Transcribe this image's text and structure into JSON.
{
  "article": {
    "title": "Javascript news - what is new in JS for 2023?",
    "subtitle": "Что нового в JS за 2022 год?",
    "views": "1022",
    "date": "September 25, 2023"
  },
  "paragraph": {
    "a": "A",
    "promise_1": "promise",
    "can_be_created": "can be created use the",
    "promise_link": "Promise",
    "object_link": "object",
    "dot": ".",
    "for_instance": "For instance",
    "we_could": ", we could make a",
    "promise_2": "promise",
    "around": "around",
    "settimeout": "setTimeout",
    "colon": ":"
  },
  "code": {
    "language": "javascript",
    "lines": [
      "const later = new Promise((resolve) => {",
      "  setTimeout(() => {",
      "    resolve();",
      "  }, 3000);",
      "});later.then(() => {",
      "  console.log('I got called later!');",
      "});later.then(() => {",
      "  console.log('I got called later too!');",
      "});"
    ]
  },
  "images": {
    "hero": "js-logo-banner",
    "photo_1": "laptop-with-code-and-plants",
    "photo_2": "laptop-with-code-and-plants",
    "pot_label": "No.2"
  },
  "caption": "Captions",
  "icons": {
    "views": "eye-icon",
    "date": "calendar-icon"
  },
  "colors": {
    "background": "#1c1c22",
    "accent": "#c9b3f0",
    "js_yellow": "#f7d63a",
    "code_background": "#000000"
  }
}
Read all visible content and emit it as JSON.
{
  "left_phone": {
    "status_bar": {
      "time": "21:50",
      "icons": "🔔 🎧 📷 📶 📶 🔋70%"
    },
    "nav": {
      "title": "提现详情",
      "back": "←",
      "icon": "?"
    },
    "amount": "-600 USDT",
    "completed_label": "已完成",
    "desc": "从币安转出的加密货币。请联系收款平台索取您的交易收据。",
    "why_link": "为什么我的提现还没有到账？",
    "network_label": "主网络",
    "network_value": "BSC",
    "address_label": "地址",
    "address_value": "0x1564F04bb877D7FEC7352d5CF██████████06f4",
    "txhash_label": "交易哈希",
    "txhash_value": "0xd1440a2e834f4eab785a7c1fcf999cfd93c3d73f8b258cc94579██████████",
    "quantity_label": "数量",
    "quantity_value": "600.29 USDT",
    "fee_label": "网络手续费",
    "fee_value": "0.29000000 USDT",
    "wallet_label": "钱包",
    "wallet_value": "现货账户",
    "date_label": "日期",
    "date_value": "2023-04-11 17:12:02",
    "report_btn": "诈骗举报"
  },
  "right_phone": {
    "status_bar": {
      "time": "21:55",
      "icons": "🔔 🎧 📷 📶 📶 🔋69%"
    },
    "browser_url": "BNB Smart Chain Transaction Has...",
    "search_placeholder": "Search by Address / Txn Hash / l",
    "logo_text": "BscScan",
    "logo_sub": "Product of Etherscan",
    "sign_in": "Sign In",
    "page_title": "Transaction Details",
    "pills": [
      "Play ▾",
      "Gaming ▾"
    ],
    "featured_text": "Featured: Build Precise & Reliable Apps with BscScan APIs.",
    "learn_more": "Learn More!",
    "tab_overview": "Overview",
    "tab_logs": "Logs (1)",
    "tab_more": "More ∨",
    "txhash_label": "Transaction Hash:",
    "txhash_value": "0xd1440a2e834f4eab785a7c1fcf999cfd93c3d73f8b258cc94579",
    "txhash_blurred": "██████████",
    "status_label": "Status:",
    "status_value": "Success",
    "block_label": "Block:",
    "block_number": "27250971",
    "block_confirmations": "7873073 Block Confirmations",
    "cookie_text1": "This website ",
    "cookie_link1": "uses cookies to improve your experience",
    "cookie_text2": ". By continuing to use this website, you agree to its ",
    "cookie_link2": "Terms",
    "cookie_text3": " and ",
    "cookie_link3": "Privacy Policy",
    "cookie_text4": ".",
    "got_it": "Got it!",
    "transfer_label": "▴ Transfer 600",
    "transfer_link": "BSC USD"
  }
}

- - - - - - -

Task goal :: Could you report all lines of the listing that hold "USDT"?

Task solution ::
    "amount": "-600 USDT",
    "quantity_value": "600.29 USDT",
    "fee_value": "0.29000000 USDT",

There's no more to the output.